Oracle Autonomous Database Serverless (ADB-S) is a fully managed database service on Oracle Cloud Infrastructure (OCI) that is optimized for different workload types such as transaction processing, analytics, batch processing, document-oriented application development, and so on. One of the primary benefits of Autonomous Database is to shift the burden of database patching from customers' shoulders to Oracle. As you may already know, each Autonomous Database is patched weekly during the maintenance window assigned to it. Patching in Autonomous Database is an online operation, meaning the database remains available during this time, and our customers love not having to worry about applying these patches themselves, which deliver not only new features but also critical bug fixes and sometimes even security enhancements. This is all great (and, at the same time, old news), so why are we here discussing this relatively well-known topic? When a database gets patched this frequently, there is a valid question that could arise for some customers: how do I make sure a given patch doesn't introduce a regression on my production database? The purpose of this blog is to answer that question.
Today, we are going to be talking about a feature that we released almost two years ago, and that lets you access an upcoming patch one week in advance. The idea behind this capability is straightforward: You tell us if a database should be receiving these patches one week ahead during provisioning a new database or cloning an existing one, and we make sure that the database receives any upcoming patch one week earlier than other databases that do not have this special designation. We call this concept "setting the patch level", and the databases on Regular patch level receive any patch on the regular schedule while the databases on Early patch level get the same patch a week ahead. In remaining part of this blog, we'll review the key benefits of this capability and how to use it.

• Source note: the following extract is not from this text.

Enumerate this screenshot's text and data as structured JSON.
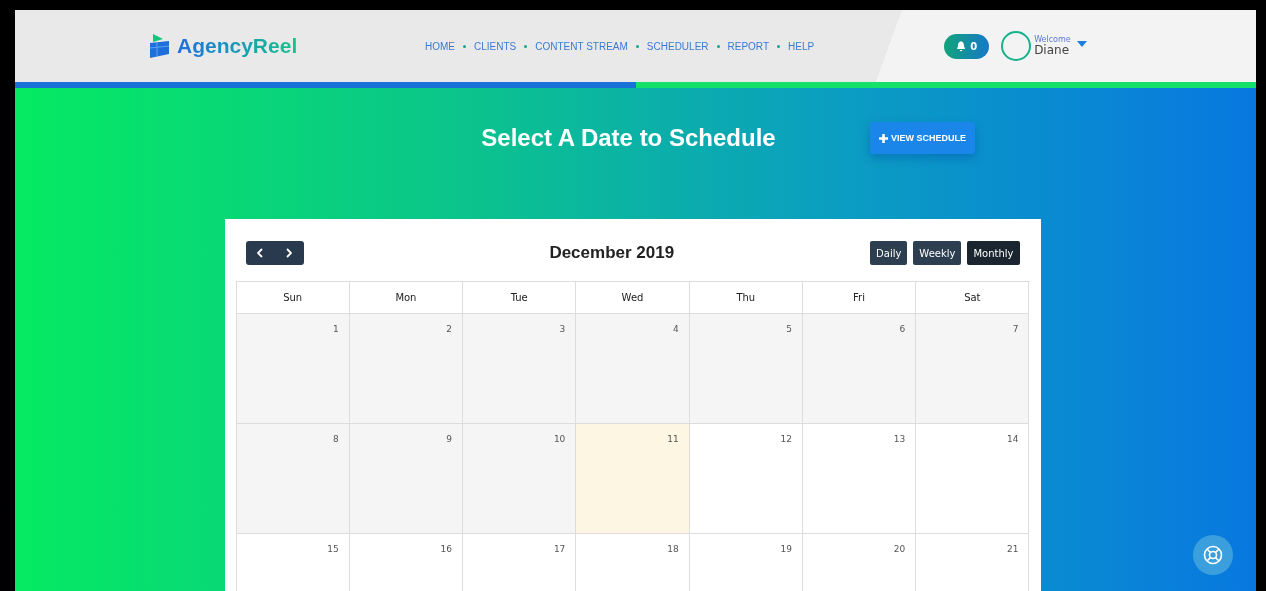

We already briefly mentioned why you might want to take advantage of this feature, but let's summarize all the key benefits:
You can set the patch level for an Autonomous Database either during provisioning a new instance or when cloning an existing instance.
When provisioning a new instance, you can follow Create Autonomous Database -> Show advanced options -> Maintenance -> Patch level as shown below:
When cloning an existing instance, you can follow Create clone -> Show advanced options -> Maintenance -> Patch level as shown below:
If you'd like to find out what patch level a given instance is on, you can check the maintenance section on Autonomous Database details page:
How can you change the patch level of an existing instance? Even though changing the patch level of an existing instance is currently not possible, you can clone an instance that is on Regular patch level into the Early patch level. If your goal is to avoid any connection string changes during this operation, you can drop the source database and rename the clone to use dropped database's name as described in one of previous blog posts. Not to mention, using TLS authentication (aka walletless connections) will simplify the whole process. Last but not least, Early patch level is available in the following regions at the time of writing this blog post: Ashburn, Frankfurt, London, Phoenix, and Singapore.
To summarize, Autonomous Database offers fully automated weekly patching without any downtime, which saves a significant amount of time and effort in return for our customers. This agility and rapid access to new features and bug fixes understandably bring up questions about performance stability and regressions on production databases. Early patch level is a capability that is tailored to ensure there are no regressions introduced by those weekly patches and is further strengthened by our zero-regression SLO. If you'd like to learn more about patching in Autonomous Database, check out our documentation.
Can is a Principal Product Manager for Oracle Autonomous Database (ADB-S) and has been with the company since 2014. Prior to joining the ADB-S team, he worked on the Oracle Multitenant and Oracle Query Optimizer teams. Can holds a MS (Computer Science) from Case Western Reserve University and a BS (Computer Engineering) from Bilkent University.